"Dragon Wars": Made in South Korea

A globalization goodie: Either the best, or worst, Korean fantasy epic set in modern Los Angeles, ever.

By Andrew Leonard
Published September 17, 2007 11:39PM (UTC)
main article image

WARNING: Under no circumstances should the following post be interpreted as a positive review of the movie "Dragon Wars: D-War." By reading any further, you absolve How the World Works from all potential liability for psychic pain suffered, in this universe or any other, as a consequence of viewing "Dragon Wars."

"Not the best movie I ever saw," said my almost 10-year-old son, as we exited the theater Sunday afternoon. His equally fantasy-and-video-game obsessed friend agreed. Which is not to say they were disappointed. Any film that features Los Angeles getting brutalized by an all-out battle between a giant serpent, the U.S. military, and hundreds of thousands of computer-generated medieval Asian warriors accompanied by a horde of vaguely dinosauric beasts of burden, can't be all bad. It's "King Kong" meets "The Lord of the Rings" meets "Crouching Tiger, Hidden Dragon" meets "The X-Files." OK -- it's the worst parts of all those iconic offerings. But still, that's quite an achievement, even if badly executed.


"Dragon Wars" wasn't screened for critics in advance, which is rarely a good sign, but the New York Times' Andy Webster wrote on Saturday that "it is such a breathless, delirious stew, it's impossible not to be entertained, provided -- this is crucial -- you have a sense of humor." Which is why I agreed to take my son and his friend to it. That, and the South Korean angle, of which more in a moment.

But first, our consensus review. Animated scenes, very watchable -- especially the aerial dogfights between military helicopters and evil raptor/dragons. But any scenes involving human actors wrestling with their malign fates -- well, let me just say that when you see a 10-year-old boy wincing in pain at badly written and badly delivered dialogue... "Casablanca," you know it ain't. Or, as Variety pithily put it: "A-grade f/x married to a Z-grade, irony-free script."

As for me, I will be the first to confess that my exposure to some forms of art has been sorely limited, but I can still say with total authority that "Dragon Wars" is the best South Korean fantasy set in contemporary Los Angeles that I have ever had the pleasure to witness. And if the bilateral Free Trade Agreement between South Korea and the United States is ultimately ratified by Congress, I have no doubt that we will see even more such priceless artifacts of globalization. From swords and sorcery in 16th century Korea to a cheesy bar in L.A. in a single bound! With dragons and a murderous U.S. secretary of defense! I love the global economy!
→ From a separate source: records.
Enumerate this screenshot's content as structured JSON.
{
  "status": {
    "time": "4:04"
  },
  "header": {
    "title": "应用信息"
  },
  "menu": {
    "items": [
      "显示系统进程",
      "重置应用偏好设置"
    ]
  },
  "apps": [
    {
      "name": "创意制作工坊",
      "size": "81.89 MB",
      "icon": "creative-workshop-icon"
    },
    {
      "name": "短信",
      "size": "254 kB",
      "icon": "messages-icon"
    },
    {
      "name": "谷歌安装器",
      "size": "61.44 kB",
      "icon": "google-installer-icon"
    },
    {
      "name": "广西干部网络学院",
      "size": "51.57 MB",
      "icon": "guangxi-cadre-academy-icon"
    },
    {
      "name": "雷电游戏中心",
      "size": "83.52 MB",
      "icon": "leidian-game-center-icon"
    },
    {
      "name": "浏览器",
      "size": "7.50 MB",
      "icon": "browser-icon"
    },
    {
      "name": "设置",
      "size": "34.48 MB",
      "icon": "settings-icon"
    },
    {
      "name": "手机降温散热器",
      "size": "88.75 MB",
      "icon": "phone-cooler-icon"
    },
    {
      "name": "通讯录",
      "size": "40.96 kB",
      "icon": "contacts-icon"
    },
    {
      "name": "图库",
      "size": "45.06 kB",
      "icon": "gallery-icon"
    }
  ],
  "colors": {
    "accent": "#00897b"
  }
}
After all, if New Zealand's Peter Jackson can conquer the world, why not South Korea's Shim Hyung-rae? Globalization gets a bad rap, but when you consider that in addition to rising income inequality, poison toothpaste, and Mexican trucks it also means that any auteur with his own CGI studio and access to $70 million can make his horrible dreams come true for anyone, anywhere who has 10 bucks to spend, then really, what are we complaining about? Dragons are cool. Giant South Korean dragons rending each other by the throat as part of an eternal battle between good and evil, while reincarnated Korean heroes trapped in the bodies of Hollywood B-movie actors run for cover -- all I can say is, I'm not asking for a refund.

But I do think the Times might have been a little overenthusiastic. Since there is, of course, a South-Korean based blogger obsessively monitoring the critical reaction to "Dragon Wars" -- it is safe to say that the more common critical appraisal of the film does not share my appreciation of its significance as a milestone of the emerging global economy.

From Dustin Pittman at The MovieBoy.com:


"Dragon Wars" is destined to go down in history as one of cinema's most blunderingly, catastrophically bad big-budget films of the last few decades. Only worth seeing with a large group of friends and a bottle of hard liquor by your side, the movie bypasses the barest hints of behind-the-scenes sanity and enters a realm where the viewer legitimately wonders if what he or she is watching was made by homo sapiens."

Andrew Leonard

Andrew Leonard is a staff writer at Salon. On Twitter, @koxinga21.

MORE FROM Andrew LeonardFOLLOW koxinga21LIKE Andrew Leonard

Related Topics ------------------------------------------

Globalization How The World Works